▶ **Exercise directions**
When a line of the records below contains the string "World", copy that whole line.
Information provided section start
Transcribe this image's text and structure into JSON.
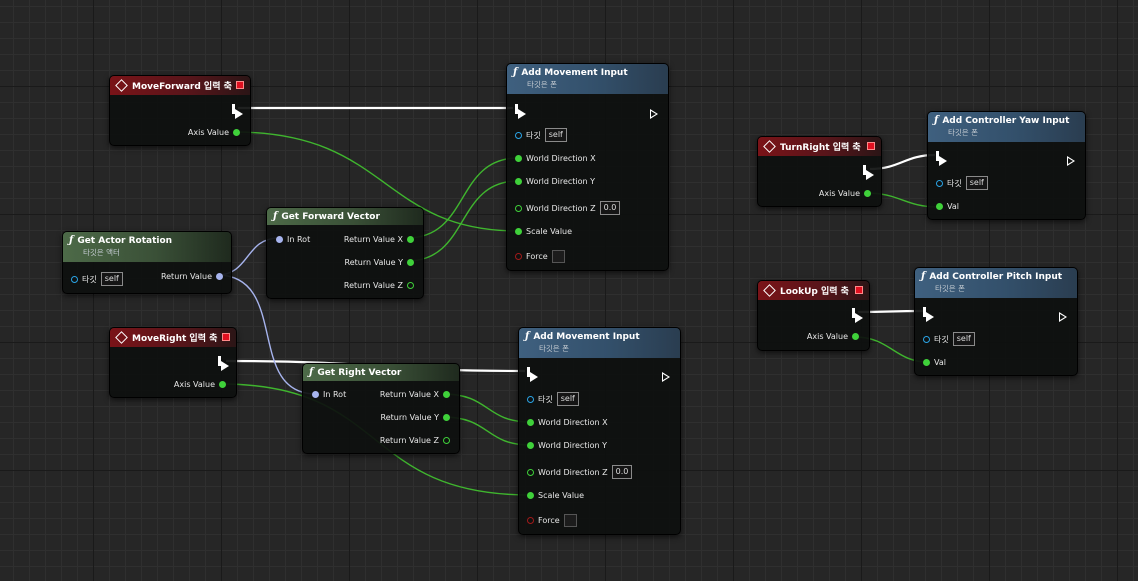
{
  "pin_labels": {
    "axis_value": "Axis Value",
    "target": "타깃",
    "world_dir_x": "World Direction X",
    "world_dir_y": "World Direction Y",
    "world_dir_z": "World Direction Z",
    "scale_value": "Scale Value",
    "force": "Force",
    "in_rot": "In Rot",
    "return_value": "Return Value",
    "return_x": "Return Value X",
    "return_y": "Return Value Y",
    "return_z": "Return Value Z",
    "val": "Val"
  },
  "defaults": {
    "self": "self",
    "zero": "0.0"
  },
  "nodes": {
    "moveforward": {
      "title": "MoveForward 입력 축"
    },
    "moveright": {
      "title": "MoveRight 입력 축"
    },
    "turnright": {
      "title": "TurnRight 입력 축"
    },
    "lookup": {
      "title": "LookUp 입력 축"
    },
    "get_actor_rotation": {
      "title": "Get Actor Rotation",
      "subtitle": "타깃은 액터"
    },
    "get_forward_vector": {
      "title": "Get Forward Vector"
    },
    "get_right_vector": {
      "title": "Get Right Vector"
    },
    "add_movement_1": {
      "title": "Add Movement Input",
      "subtitle": "타깃은 폰"
    },
    "add_movement_2": {
      "title": "Add Movement Input",
      "subtitle": "타깃은 폰"
    },
    "add_yaw": {
      "title": "Add Controller Yaw Input",
      "subtitle": "타깃은 폰"
    },
    "add_pitch": {
      "title": "Add Controller Pitch Input",
      "subtitle": "타깃은 폰"
    }
  },
  "colors": {
    "event_header": "#7a1318",
    "pure_function_header": "#4d6a48",
    "function_header": "#3f607f",
    "float_pin": "#3fd13a",
    "rotator_pin": "#a7b4ee",
    "object_pin": "#2aa4e6",
    "exec_wire": "#ffffff"
  }
}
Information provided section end
▶ **Solution for this exercise**
    "world_dir_x": "World Direction X",
    "world_dir_y": "World Direction Y",
    "world_dir_z": "World Direction Z",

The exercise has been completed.